- **EXERCISE REQUIREMENTS**:
Each line below needs to be returned exactly. Skip any picture.
%%
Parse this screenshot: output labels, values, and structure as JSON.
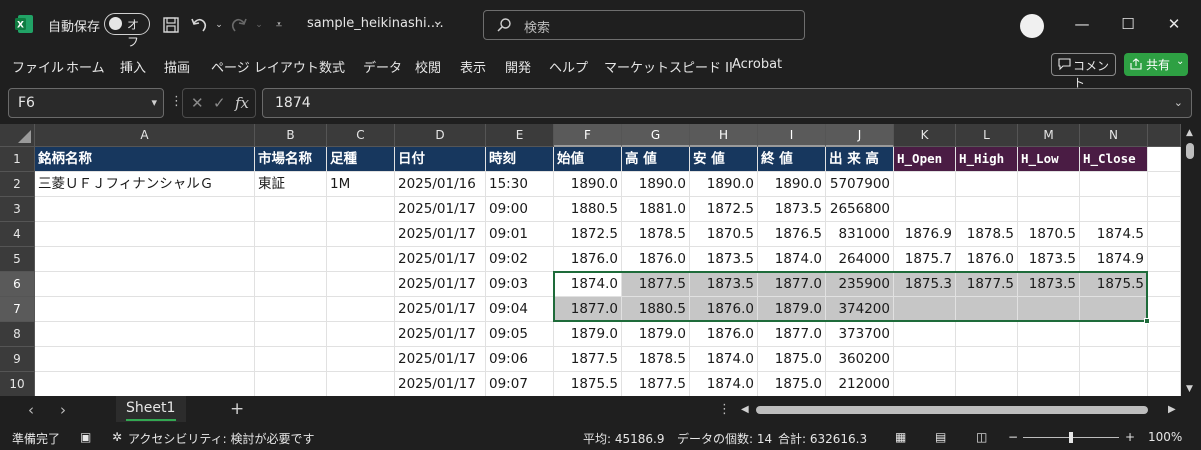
{
  "titlebar": {
    "autosave_label": "自動保存",
    "autosave_state": "オフ",
    "doc_title": "sample_heikinashi.…",
    "search_placeholder": "検索"
  },
  "ribbon": {
    "tabs": [
      "ファイル",
      "ホーム",
      "挿入",
      "描画",
      "ページ レイアウト",
      "数式",
      "データ",
      "校閲",
      "表示",
      "開発",
      "ヘルプ",
      "マーケットスピード II",
      "Acrobat"
    ],
    "comment_label": "コメント",
    "share_label": "共有"
  },
  "formula_bar": {
    "name_box": "F6",
    "formula": "1874",
    "fx": "fx"
  },
  "grid": {
    "columns": [
      "A",
      "B",
      "C",
      "D",
      "E",
      "F",
      "G",
      "H",
      "I",
      "J",
      "K",
      "L",
      "M",
      "N"
    ],
    "rows": [
      "1",
      "2",
      "3",
      "4",
      "5",
      "6",
      "7",
      "8",
      "9",
      "10"
    ],
    "header": [
      "銘柄名称",
      "市場名称",
      "足種",
      "日付",
      "時刻",
      "始値",
      "高 値",
      "安 値",
      "終 値",
      "出 来 高",
      "H_Open",
      "H_High",
      "H_Low",
      "H_Close"
    ],
    "data": [
      [
        "三菱ＵＦＪフィナンシャルＧ",
        "東証",
        "1M",
        "2025/01/16",
        "15:30",
        "1890.0",
        "1890.0",
        "1890.0",
        "1890.0",
        "5707900",
        "",
        "",
        "",
        ""
      ],
      [
        "",
        "",
        "",
        "2025/01/17",
        "09:00",
        "1880.5",
        "1881.0",
        "1872.5",
        "1873.5",
        "2656800",
        "",
        "",
        "",
        ""
      ],
      [
        "",
        "",
        "",
        "2025/01/17",
        "09:01",
        "1872.5",
        "1878.5",
        "1870.5",
        "1876.5",
        "831000",
        "1876.9",
        "1878.5",
        "1870.5",
        "1874.5"
      ],
      [
        "",
        "",
        "",
        "2025/01/17",
        "09:02",
        "1876.0",
        "1876.0",
        "1873.5",
        "1874.0",
        "264000",
        "1875.7",
        "1876.0",
        "1873.5",
        "1874.9"
      ],
      [
        "",
        "",
        "",
        "2025/01/17",
        "09:03",
        "1874.0",
        "1877.5",
        "1873.5",
        "1877.0",
        "235900",
        "1875.3",
        "1877.5",
        "1873.5",
        "1875.5"
      ],
      [
        "",
        "",
        "",
        "2025/01/17",
        "09:04",
        "1877.0",
        "1880.5",
        "1876.0",
        "1879.0",
        "374200",
        "",
        "",
        "",
        ""
      ],
      [
        "",
        "",
        "",
        "2025/01/17",
        "09:05",
        "1879.0",
        "1879.0",
        "1876.0",
        "1877.0",
        "373700",
        "",
        "",
        "",
        ""
      ],
      [
        "",
        "",
        "",
        "2025/01/17",
        "09:06",
        "1877.5",
        "1878.5",
        "1874.0",
        "1875.0",
        "360200",
        "",
        "",
        "",
        ""
      ],
      [
        "",
        "",
        "",
        "2025/01/17",
        "09:07",
        "1875.5",
        "1877.5",
        "1874.0",
        "1875.0",
        "212000",
        "",
        "",
        "",
        ""
      ]
    ]
  },
  "sheets": {
    "active": "Sheet1"
  },
  "status": {
    "ready": "準備完了",
    "accessibility": "アクセシビリティ: 検討が必要です",
    "average": "平均: 45186.9",
    "count": "データの個数: 14",
    "sum": "合計: 632616.3",
    "zoom": "100%"
  },
  "colors": {
    "header_blue": "#17375e",
    "header_purple": "#4a1c44",
    "selection": "#1e6b3a",
    "share_green": "#2ea043"
  }
}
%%
- **RESPONSE TO THE EXERCISE**:
Parse this screenshot: output labels, values, and structure as JSON.
{
  "titlebar": {
    "autosave_label": "自動保存",
    "autosave_state": "オフ",
    "doc_title": "sample_heikinashi.…",
    "search_placeholder": "検索"
  },
  "ribbon": {
    "tabs": [
      "ファイル",
      "ホーム",
      "挿入",
      "描画",
      "ページ レイアウト",
      "数式",
      "データ",
      "校閲",
      "表示",
      "開発",
      "ヘルプ",
      "マーケットスピード II",
      "Acrobat"
    ],
    "comment_label": "コメント",
    "share_label": "共有"
  },
  "formula_bar": {
    "name_box": "F6",
    "formula": "1874",
    "fx": "fx"
  },
  "grid": {
    "columns": [
      "A",
      "B",
      "C",
      "D",
      "E",
      "F",
      "G",
      "H",
      "I",
      "J",
      "K",
      "L",
      "M",
      "N"
    ],
    "rows": [
      "1",
      "2",
      "3",
      "4",
      "5",
      "6",
      "7",
      "8",
      "9",
      "10"
    ],
    "header": [
      "銘柄名称",
      "市場名称",
      "足種",
      "日付",
      "時刻",
      "始値",
      "高 値",
      "安 値",
      "終 値",
      "出 来 高",
      "H_Open",
      "H_High",
      "H_Low",
      "H_Close"
    ],
    "data": [
      [
        "三菱ＵＦＪフィナンシャルＧ",
        "東証",
        "1M",
        "2025/01/16",
        "15:30",
        "1890.0",
        "1890.0",
        "1890.0",
        "1890.0",
        "5707900",
        "",
        "",
        "",
        ""
      ],
      [
        "",
        "",
        "",
        "2025/01/17",
        "09:00",
        "1880.5",
        "1881.0",
        "1872.5",
        "1873.5",
        "2656800",
        "",
        "",
        "",
        ""
      ],
      [
        "",
        "",
        "",
        "2025/01/17",
        "09:01",
        "1872.5",
        "1878.5",
        "1870.5",
        "1876.5",
        "831000",
        "1876.9",
        "1878.5",
        "1870.5",
        "1874.5"
      ],
      [
        "",
        "",
        "",
        "2025/01/17",
        "09:02",
        "1876.0",
        "1876.0",
        "1873.5",
        "1874.0",
        "264000",
        "1875.7",
        "1876.0",
        "1873.5",
        "1874.9"
      ],
      [
        "",
        "",
        "",
        "2025/01/17",
        "09:03",
        "1874.0",
        "1877.5",
        "1873.5",
        "1877.0",
        "235900",
        "1875.3",
        "1877.5",
        "1873.5",
        "1875.5"
      ],
      [
        "",
        "",
        "",
        "2025/01/17",
        "09:04",
        "1877.0",
        "1880.5",
        "1876.0",
        "1879.0",
        "374200",
        "",
        "",
        "",
        ""
      ],
      [
        "",
        "",
        "",
        "2025/01/17",
        "09:05",
        "1879.0",
        "1879.0",
        "1876.0",
        "1877.0",
        "373700",
        "",
        "",
        "",
        ""
      ],
      [
        "",
        "",
        "",
        "2025/01/17",
        "09:06",
        "1877.5",
        "1878.5",
        "1874.0",
        "1875.0",
        "360200",
        "",
        "",
        "",
        ""
      ],
      [
        "",
        "",
        "",
        "2025/01/17",
        "09:07",
        "1875.5",
        "1877.5",
        "1874.0",
        "1875.0",
        "212000",
        "",
        "",
        "",
        ""
      ]
    ]
  },
  "sheets": {
    "active": "Sheet1"
  },
  "status": {
    "ready": "準備完了",
    "accessibility": "アクセシビリティ: 検討が必要です",
    "average": "平均: 45186.9",
    "count": "データの個数: 14",
    "sum": "合計: 632616.3",
    "zoom": "100%"
  },
  "colors": {
    "header_blue": "#17375e",
    "header_purple": "#4a1c44",
    "selection": "#1e6b3a",
    "share_green": "#2ea043"
  }
}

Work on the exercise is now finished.